The Illinois Tollway expects about 8 million vehicles to pass through the 294-mile system between Friday and Tuesday.

A plane prepares to land at O’Hare.
About 1.4 million people are expected to fly in and out of Chicago’s airports over the Labor Day weekend.
Sun-Times file photo

As summer comes to a close and Chicagoans do everything they can to soak up the last few weeks of sun, 1.4 million people are expected to fly in and out of the city’s airports over the long Labor Day weekend.

Airlines expect 1.1 million people to fly through O’Hare and 292,000 to fly through Midway between Thursday and Monday, according to the Chicago Department of Aviation.

Friday will be the busiest travel day of the four-day period, with O’Hare expected to see 263,932 passengers while Midway expects 59,704.

The Illinois Tollway expects about 8 million vehicles to pass through the 294-mile system Friday through Tuesday, Sept. 3. The heaviest traffic is anticipated on Friday when almost 2 million cars are expected to be on the road.

The tollway will suspend most temporary maintenance and construction in anticipation of the influx of drivers, according to a news release.

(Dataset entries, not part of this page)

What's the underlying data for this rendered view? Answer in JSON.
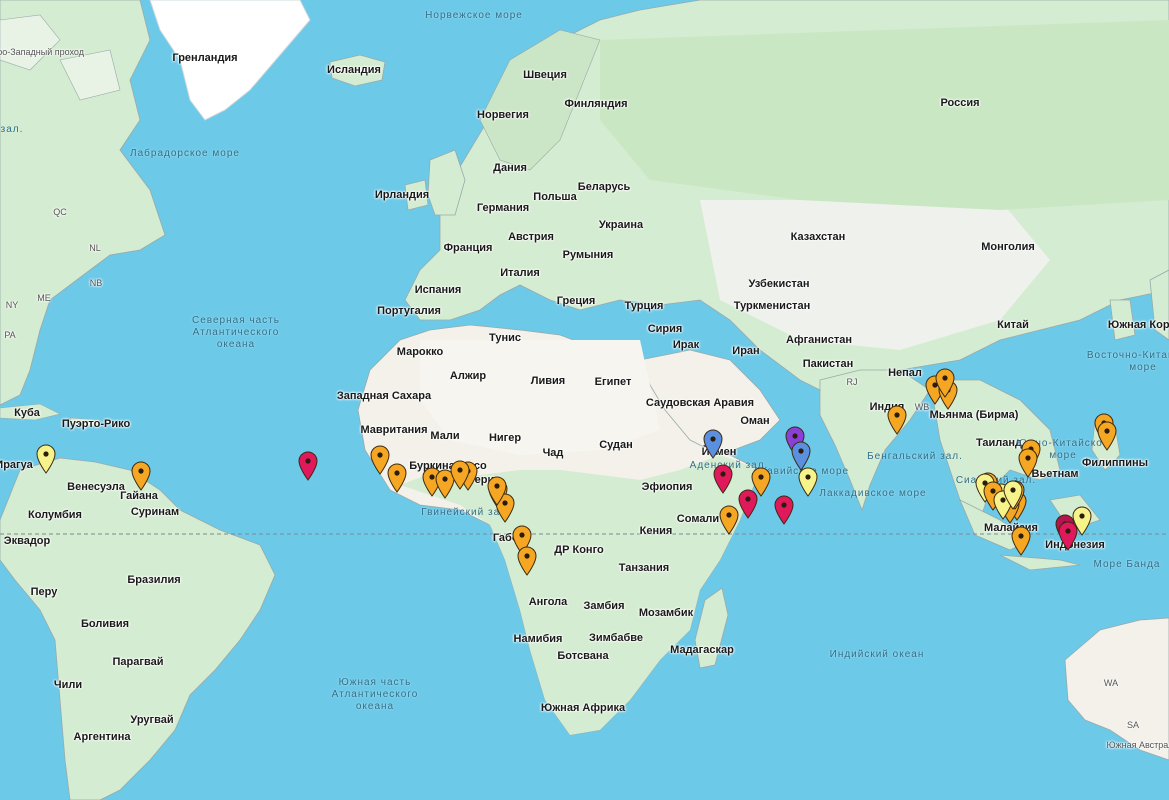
{
  "map": {
    "colors": {
      "ocean": "#6cc9e8",
      "land_green": "#cfe9c9",
      "land_light": "#eef1ec",
      "land_desert": "#f4f1e8",
      "border": "#8a8a8a",
      "ice": "#ffffff"
    },
    "equator_visible": true,
    "labels": [
      {
        "text": "Норвежское море",
        "kind": "water"
      },
      {
        "text": "Северо-Западный проход",
        "kind": "minor"
      },
      {
        "text": "Гренландия",
        "kind": "country"
      },
      {
        "text": "Исландия",
        "kind": "country"
      },
      {
        "text": "Швеция",
        "kind": "country"
      },
      {
        "text": "Финляндия",
        "kind": "country"
      },
      {
        "text": "Норвегия",
        "kind": "country"
      },
      {
        "text": "Россия",
        "kind": "country"
      },
      {
        "text": "Лабрадорское море",
        "kind": "water"
      },
      {
        "text": "Дания",
        "kind": "country"
      },
      {
        "text": "Ирландия",
        "kind": "country"
      },
      {
        "text": "Беларусь",
        "kind": "country"
      },
      {
        "text": "Германия",
        "kind": "country"
      },
      {
        "text": "Польша",
        "kind": "country"
      },
      {
        "text": "Украина",
        "kind": "country"
      },
      {
        "text": "Франция",
        "kind": "country"
      },
      {
        "text": "Австрия",
        "kind": "country"
      },
      {
        "text": "Казахстан",
        "kind": "country"
      },
      {
        "text": "Монголия",
        "kind": "country"
      },
      {
        "text": "Румыния",
        "kind": "country"
      },
      {
        "text": "Италия",
        "kind": "country"
      },
      {
        "text": "Узбекистан",
        "kind": "country"
      },
      {
        "text": "Испания",
        "kind": "country"
      },
      {
        "text": "Греция",
        "kind": "country"
      },
      {
        "text": "Турция",
        "kind": "country"
      },
      {
        "text": "Туркменистан",
        "kind": "country"
      },
      {
        "text": "Португалия",
        "kind": "country"
      },
      {
        "text": "Северная часть Атлантического океана",
        "kind": "water"
      },
      {
        "text": "Китай",
        "kind": "country"
      },
      {
        "text": "Тунис",
        "kind": "country"
      },
      {
        "text": "Сирия",
        "kind": "country"
      },
      {
        "text": "Ирак",
        "kind": "country"
      },
      {
        "text": "Афганистан",
        "kind": "country"
      },
      {
        "text": "Марокко",
        "kind": "country"
      },
      {
        "text": "Иран",
        "kind": "country"
      },
      {
        "text": "Южная Корея",
        "kind": "country"
      },
      {
        "text": "Алжир",
        "kind": "country"
      },
      {
        "text": "Ливия",
        "kind": "country"
      },
      {
        "text": "Египет",
        "kind": "country"
      },
      {
        "text": "Пакистан",
        "kind": "country"
      },
      {
        "text": "Восточно-Китайское море",
        "kind": "water"
      },
      {
        "text": "Западная Сахара",
        "kind": "country"
      },
      {
        "text": "Саудовская Аравия",
        "kind": "country"
      },
      {
        "text": "Непал",
        "kind": "country"
      },
      {
        "text": "Индия",
        "kind": "country"
      },
      {
        "text": "Мьянма (Бирма)",
        "kind": "country"
      },
      {
        "text": "Куба",
        "kind": "country"
      },
      {
        "text": "Пуэрто-Рико",
        "kind": "country"
      },
      {
        "text": "Мавритания",
        "kind": "country"
      },
      {
        "text": "Оман",
        "kind": "country"
      },
      {
        "text": "Мали",
        "kind": "country"
      },
      {
        "text": "Нигер",
        "kind": "country"
      },
      {
        "text": "Чад",
        "kind": "country"
      },
      {
        "text": "Судан",
        "kind": "country"
      },
      {
        "text": "Таиланд",
        "kind": "country"
      },
      {
        "text": "Южно-Китайское море",
        "kind": "water"
      },
      {
        "text": "Аравийское море",
        "kind": "water"
      },
      {
        "text": "Бенгальский зал.",
        "kind": "water"
      },
      {
        "text": "Йемен",
        "kind": "country"
      },
      {
        "text": "Аденский зал.",
        "kind": "water"
      },
      {
        "text": "Филиппины",
        "kind": "country"
      },
      {
        "text": "Вьетнам",
        "kind": "country"
      },
      {
        "text": "Венесуэла",
        "kind": "country"
      },
      {
        "text": "Буркина-Фасо",
        "kind": "country"
      },
      {
        "text": "Гайана",
        "kind": "country"
      },
      {
        "text": "Нигерия",
        "kind": "country"
      },
      {
        "text": "Эфиопия",
        "kind": "country"
      },
      {
        "text": "Сиамский зал.",
        "kind": "water"
      },
      {
        "text": "Лаккадивское море",
        "kind": "water"
      },
      {
        "text": "Суринам",
        "kind": "country"
      },
      {
        "text": "Колумбия",
        "kind": "country"
      },
      {
        "text": "Гвинейский зал.",
        "kind": "water"
      },
      {
        "text": "Сомали",
        "kind": "country"
      },
      {
        "text": "Малайзия",
        "kind": "country"
      },
      {
        "text": "Эквадор",
        "kind": "country"
      },
      {
        "text": "Кения",
        "kind": "country"
      },
      {
        "text": "Габон",
        "kind": "country"
      },
      {
        "text": "ДР Конго",
        "kind": "country"
      },
      {
        "text": "Индонезия",
        "kind": "country"
      },
      {
        "text": "Море Банда",
        "kind": "water"
      },
      {
        "text": "Перу",
        "kind": "country"
      },
      {
        "text": "Бразилия",
        "kind": "country"
      },
      {
        "text": "Танзания",
        "kind": "country"
      },
      {
        "text": "Ангола",
        "kind": "country"
      },
      {
        "text": "Замбия",
        "kind": "country"
      },
      {
        "text": "Мозамбик",
        "kind": "country"
      },
      {
        "text": "Боливия",
        "kind": "country"
      },
      {
        "text": "Зимбабве",
        "kind": "country"
      },
      {
        "text": "Намибия",
        "kind": "country"
      },
      {
        "text": "Мадагаскар",
        "kind": "country"
      },
      {
        "text": "Индийский океан",
        "kind": "water"
      },
      {
        "text": "Парагвай",
        "kind": "country"
      },
      {
        "text": "Ботсвана",
        "kind": "country"
      },
      {
        "text": "Южная часть Атлантического океана",
        "kind": "water"
      },
      {
        "text": "Чили",
        "kind": "country"
      },
      {
        "text": "Уругвай",
        "kind": "country"
      },
      {
        "text": "Южная Африка",
        "kind": "country"
      },
      {
        "text": "Аргентина",
        "kind": "country"
      },
      {
        "text": "WA",
        "kind": "minor"
      },
      {
        "text": "SA",
        "kind": "minor"
      },
      {
        "text": "Южная Австралия",
        "kind": "minor"
      },
      {
        "text": "QC",
        "kind": "minor"
      },
      {
        "text": "NL",
        "kind": "minor"
      },
      {
        "text": "NB",
        "kind": "minor"
      },
      {
        "text": "ME",
        "kind": "minor"
      },
      {
        "text": "NY",
        "kind": "minor"
      },
      {
        "text": "PA",
        "kind": "minor"
      },
      {
        "text": "RJ",
        "kind": "minor"
      },
      {
        "text": "WB",
        "kind": "minor"
      },
      {
        "text": "Ирагуа",
        "kind": "country"
      },
      {
        "text": "зал.",
        "kind": "water"
      }
    ],
    "pins": [
      {
        "color": "#f7f38b",
        "icon": "map-pin"
      },
      {
        "color": "#f5a623",
        "icon": "map-pin"
      },
      {
        "color": "#e0185c",
        "icon": "map-pin"
      },
      {
        "color": "#f5a623",
        "icon": "map-pin"
      },
      {
        "color": "#f5a623",
        "icon": "map-pin"
      },
      {
        "color": "#f5a623",
        "icon": "map-pin"
      },
      {
        "color": "#f5a623",
        "icon": "map-pin"
      },
      {
        "color": "#f5a623",
        "icon": "map-pin"
      },
      {
        "color": "#f5a623",
        "icon": "map-pin"
      },
      {
        "color": "#f5a623",
        "icon": "map-pin"
      },
      {
        "color": "#f5a623",
        "icon": "map-pin"
      },
      {
        "color": "#f5a623",
        "icon": "map-pin"
      },
      {
        "color": "#f5a623",
        "icon": "map-pin"
      },
      {
        "color": "#f5a623",
        "icon": "map-pin"
      },
      {
        "color": "#5b8fe0",
        "icon": "map-pin"
      },
      {
        "color": "#e0185c",
        "icon": "map-pin"
      },
      {
        "color": "#8a3fd6",
        "icon": "map-pin"
      },
      {
        "color": "#5b8fe0",
        "icon": "map-pin"
      },
      {
        "color": "#f7f38b",
        "icon": "map-pin"
      },
      {
        "color": "#f5a623",
        "icon": "map-pin"
      },
      {
        "color": "#e0185c",
        "icon": "map-pin"
      },
      {
        "color": "#e0185c",
        "icon": "map-pin"
      },
      {
        "color": "#f5a623",
        "icon": "map-pin"
      },
      {
        "color": "#f5a623",
        "icon": "map-pin"
      },
      {
        "color": "#f5a623",
        "icon": "map-pin"
      },
      {
        "color": "#f5a623",
        "icon": "map-pin"
      },
      {
        "color": "#f5a623",
        "icon": "map-pin"
      },
      {
        "color": "#f5a623",
        "icon": "map-pin"
      },
      {
        "color": "#f5a623",
        "icon": "map-pin"
      },
      {
        "color": "#f5a623",
        "icon": "map-pin"
      },
      {
        "color": "#f5a623",
        "icon": "map-pin"
      },
      {
        "color": "#f5a623",
        "icon": "map-pin"
      },
      {
        "color": "#f7f38b",
        "icon": "map-pin"
      },
      {
        "color": "#f7f38b",
        "icon": "map-pin"
      },
      {
        "color": "#f5a623",
        "icon": "map-pin"
      },
      {
        "color": "#f7f38b",
        "icon": "map-pin"
      },
      {
        "color": "#f5a623",
        "icon": "map-pin"
      },
      {
        "color": "#f5a623",
        "icon": "map-pin"
      },
      {
        "color": "#f7f38b",
        "icon": "map-pin"
      },
      {
        "color": "#f5a623",
        "icon": "map-pin"
      },
      {
        "color": "#f7f38b",
        "icon": "map-pin"
      },
      {
        "color": "#f5a623",
        "icon": "map-pin"
      },
      {
        "color": "#b5154e",
        "icon": "map-pin"
      },
      {
        "color": "#e0185c",
        "icon": "map-pin"
      },
      {
        "color": "#f7f38b",
        "icon": "map-pin"
      }
    ]
  }
}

Good news for people traveling by car: AAA predicts that gas prices across the country are set to be the lowest they have been in a few years.

AAA estimates the average price of gas in the U.S. at $2.60 per gallon, 24 cents lower than last year and 4 cents lower than Labor Day 2017.

The average gas price in Chicago as of Aug. 27 was $2.95 per gallon, about 12 cents less than last year, according to GasBuddy.com, a tech company that tracks fuel prices.

“Strong U.S. oil production rates are holding oil prices about 15% below last year’s levels, effectively reducing the price of producing gasoline,” AAA spokesman Nick Jarmusz said in a news release. “Gas prices should remain low heading into the holiday, unless something unexpected threatens fuel supplies, like geopolitical tensions or a hurricane in the Gulf of Mexico.”

Patrick DeHaan, the head of petroleum analysis at GasBuddy.com, said gas prices tend to trail off in the last couple of months in the summer as they did this year, so a reduction in gas prices for the holiday isn’t unusual.

“For anyone hitting the road this weekend, with Illinois having raised its gas tax, there are certainly a wide variety of prices depending on where you are, which should certainly encourage motorists to shop for those lower prices,” DeHaan said.